Death at Rottingdean
Author: Robin Paige
Copyright: 1999 (Berkley); 290 pgs.
Series: 5th in the Victorian/Edwardian Mystery series
Where & When: Rottingdean, Fall 1897
Summary: For Kathryn Ardleigh and her newly Lorded husband, Charles, a seaside holiday in Rottingdean is a much-needed respite. Known as Smuggler’s Village, the cozy hamlet sits upon a labyrinth of hundred-year-old tunnels through which contraband goods were once smuggled in and out of England. But when the body of a coast guard is found on the beach, the couple suspect the town is still plying the illicit trades of its past. And with the help of an imaginative young writer named Rudyard Kipling, they’re about to discover that something’s rotten in the town of Rottingdean…

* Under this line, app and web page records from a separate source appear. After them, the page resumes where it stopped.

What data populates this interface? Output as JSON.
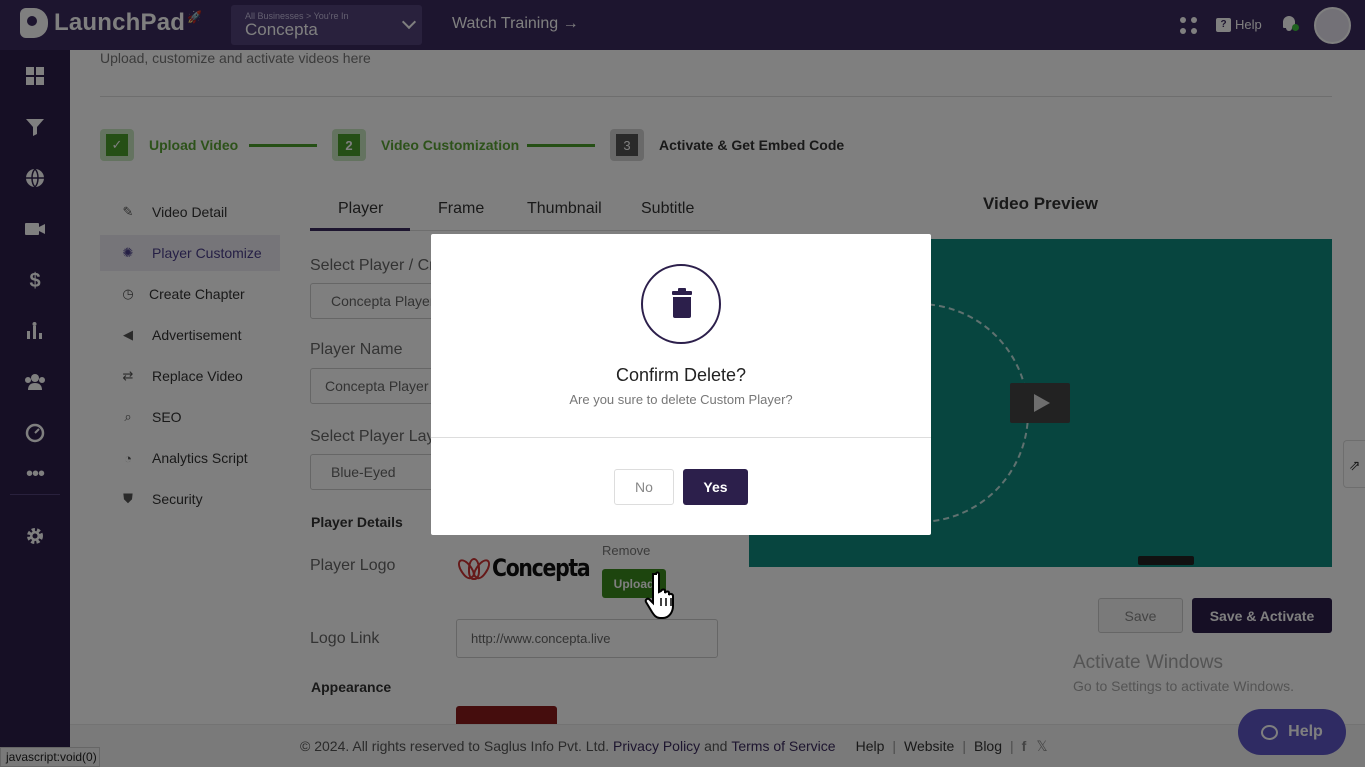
{
  "app": {
    "name": "LaunchPad"
  },
  "header": {
    "business_crumb": "All Businesses > You're In",
    "business_name": "Concepta",
    "watch_training": "Watch Training →",
    "help_label": "Help",
    "help_badge": "?"
  },
  "page": {
    "subtitle": "Upload, customize and activate videos here"
  },
  "steps": [
    {
      "number": "✓",
      "label": "Upload Video",
      "state": "done"
    },
    {
      "number": "2",
      "label": "Video Customization",
      "state": "done"
    },
    {
      "number": "3",
      "label": "Activate & Get Embed Code",
      "state": "pending"
    }
  ],
  "menu": [
    {
      "label": "Video Detail",
      "icon": "edit-icon"
    },
    {
      "label": "Player Customize",
      "icon": "palette-icon",
      "active": true
    },
    {
      "label": "Create Chapter",
      "icon": "stopwatch-icon"
    },
    {
      "label": "Advertisement",
      "icon": "megaphone-icon"
    },
    {
      "label": "Replace Video",
      "icon": "swap-icon"
    },
    {
      "label": "SEO",
      "icon": "search-icon"
    },
    {
      "label": "Analytics Script",
      "icon": "chart-icon"
    },
    {
      "label": "Security",
      "icon": "shield-icon"
    }
  ],
  "tabs": [
    "Player",
    "Frame",
    "Thumbnail",
    "Subtitle"
  ],
  "form": {
    "select_player_label": "Select Player / Cr",
    "select_player_value": "Concepta Player",
    "player_name_label": "Player Name",
    "player_name_value": "Concepta Player",
    "select_layout_label": "Select Player Lay",
    "select_layout_value": "Blue-Eyed",
    "player_details_label": "Player Details",
    "player_logo_label": "Player Logo",
    "logo_word": "Concepta",
    "remove_label": "Remove",
    "upload_label": "Upload",
    "logo_link_label": "Logo Link",
    "logo_link_value": "http://www.concepta.live",
    "appearance_label": "Appearance"
  },
  "preview": {
    "title": "Video Preview"
  },
  "actions": {
    "save": "Save",
    "save_activate": "Save & Activate"
  },
  "windows_watermark": {
    "line1": "Activate Windows",
    "line2": "Go to Settings to activate Windows."
  },
  "footer": {
    "copyright": "©  2024. All rights reserved to Saglus Info Pvt. Ltd.",
    "privacy": "Privacy Policy",
    "and": "and",
    "terms": "Terms of Service",
    "help": "Help",
    "website": "Website",
    "blog": "Blog",
    "facebook": "f",
    "x": "𝕏"
  },
  "help_float": "Help",
  "status_bar": "javascript:void(0)",
  "modal": {
    "title": "Confirm Delete?",
    "message": "Are you sure to delete Custom Player?",
    "no": "No",
    "yes": "Yes"
  },
  "colors": {
    "brand": "#3b2a5e",
    "sidebar": "#2c1f4b",
    "success": "#4a9e2a",
    "help_float": "#5e57c7"
  }
}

Comments: A year has passed since the events of the previous book. Charles’s older brother has fininally passed away and he is now the 5th Baron Somersworth. This new role has taken him to London to fulfill his obligations in Parliament. Kate, believing it to be her duty, has moved from Bishop’s Keep to be with him. Not long after coming to London, Kate became very ill. The trip to Rottingdean is supposed to be a chance for them to relax and recuperate. The Sheridan’s are barely there a day before they find themselves drawn into the investigation of a dead coast guard.
An eleven-year-old boy, Patrick, may know more than his is willing to tell. He confides in Rudyard Kipling, who is visiting his favorite aunt. When the less-than helpful local constable shows no signs of investigating the death as a murder, Kipling asks for Charles’s help. Charles is reluctant — after all, he came to Rottingdean to spend time with Kate. But a second death is revealed to him while in the presence of the Prince of Wales and Charles’s involvement becomes official by royal decree.
Kate, or I should say, Beryl wasn’t very prominent in this one. It made the book feel as if it lacked something. I felt that Kate was side-lined and I didn’t enjoy this one as much as the others.
Started: 11 May 2008
Finished: 17 May 2008